Please copy out the full listing that follows exactly; no picture belongs in the copy.

*** Opening of Recorded data ***

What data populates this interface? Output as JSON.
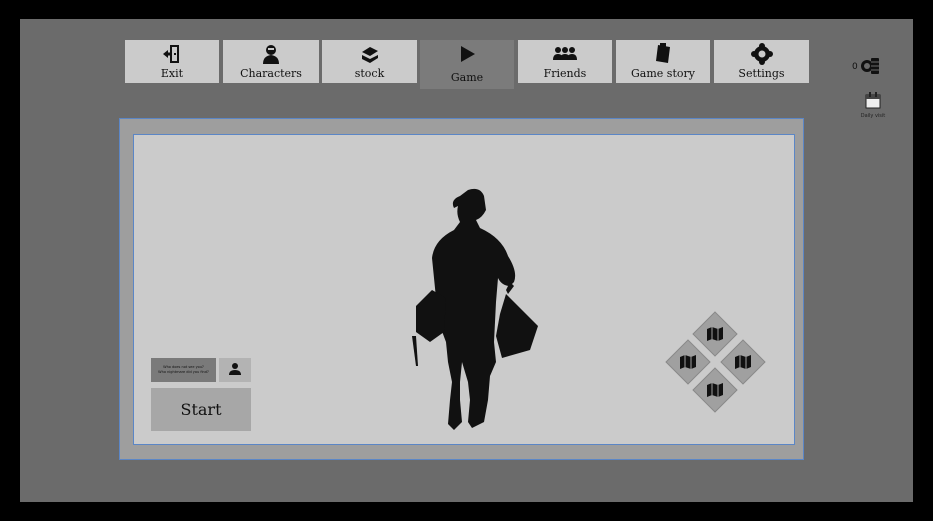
{
  "nav": {
    "tabs": [
      {
        "label": "Exit",
        "icon": "exit-door-icon"
      },
      {
        "label": "Characters",
        "icon": "character-bust-icon"
      },
      {
        "label": "stock",
        "icon": "chest-icon"
      },
      {
        "label": "Game",
        "icon": "play-icon",
        "active": true
      },
      {
        "label": "Friends",
        "icon": "friends-icon"
      },
      {
        "label": "Game story",
        "icon": "scroll-icon"
      },
      {
        "label": "Settings",
        "icon": "gear-icon"
      }
    ]
  },
  "currency": {
    "amount": "0",
    "icon": "coin-stack-icon"
  },
  "daily": {
    "label": "Daily visit",
    "icon": "calendar-icon"
  },
  "lobby": {
    "prompt_line1": "Who does not see you?",
    "prompt_line2": "Who nightmare did you find?",
    "start_label": "Start"
  },
  "colors": {
    "frame": "#6b6b6b",
    "tab": "#cbcbcb",
    "tab_active": "#7b7b7b",
    "panel_border": "#5b86c6",
    "panel_inner": "#cbcbcb",
    "panel_outer": "#9e9e9e"
  }
}
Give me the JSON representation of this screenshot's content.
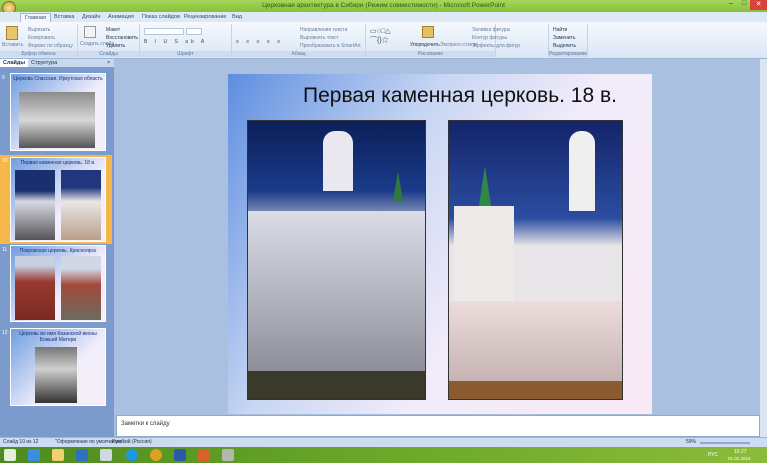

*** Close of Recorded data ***

Answer section
What data populates this interface? Output as JSON.
{
  "nav": {
    "tabs": [
      {
        "label": "Exit",
        "icon": "exit-door-icon"
      },
      {
        "label": "Characters",
        "icon": "character-bust-icon"
      },
      {
        "label": "stock",
        "icon": "chest-icon"
      },
      {
        "label": "Game",
        "icon": "play-icon",
        "active": true
      },
      {
        "label": "Friends",
        "icon": "friends-icon"
      },
      {
        "label": "Game story",
        "icon": "scroll-icon"
      },
      {
        "label": "Settings",
        "icon": "gear-icon"
      }
    ]
  },
  "currency": {
    "amount": "0",
    "icon": "coin-stack-icon"
  },
  "daily": {
    "label": "Daily visit",
    "icon": "calendar-icon"
  },
  "lobby": {
    "prompt_line1": "Who does not see you?",
    "prompt_line2": "Who nightmare did you find?",
    "start_label": "Start"
  },
  "colors": {
    "frame": "#6b6b6b",
    "tab": "#cbcbcb",
    "tab_active": "#7b7b7b",
    "panel_border": "#5b86c6",
    "panel_inner": "#cbcbcb",
    "panel_outer": "#9e9e9e"
  }
}
Give me the JSON representation of this screenshot's content.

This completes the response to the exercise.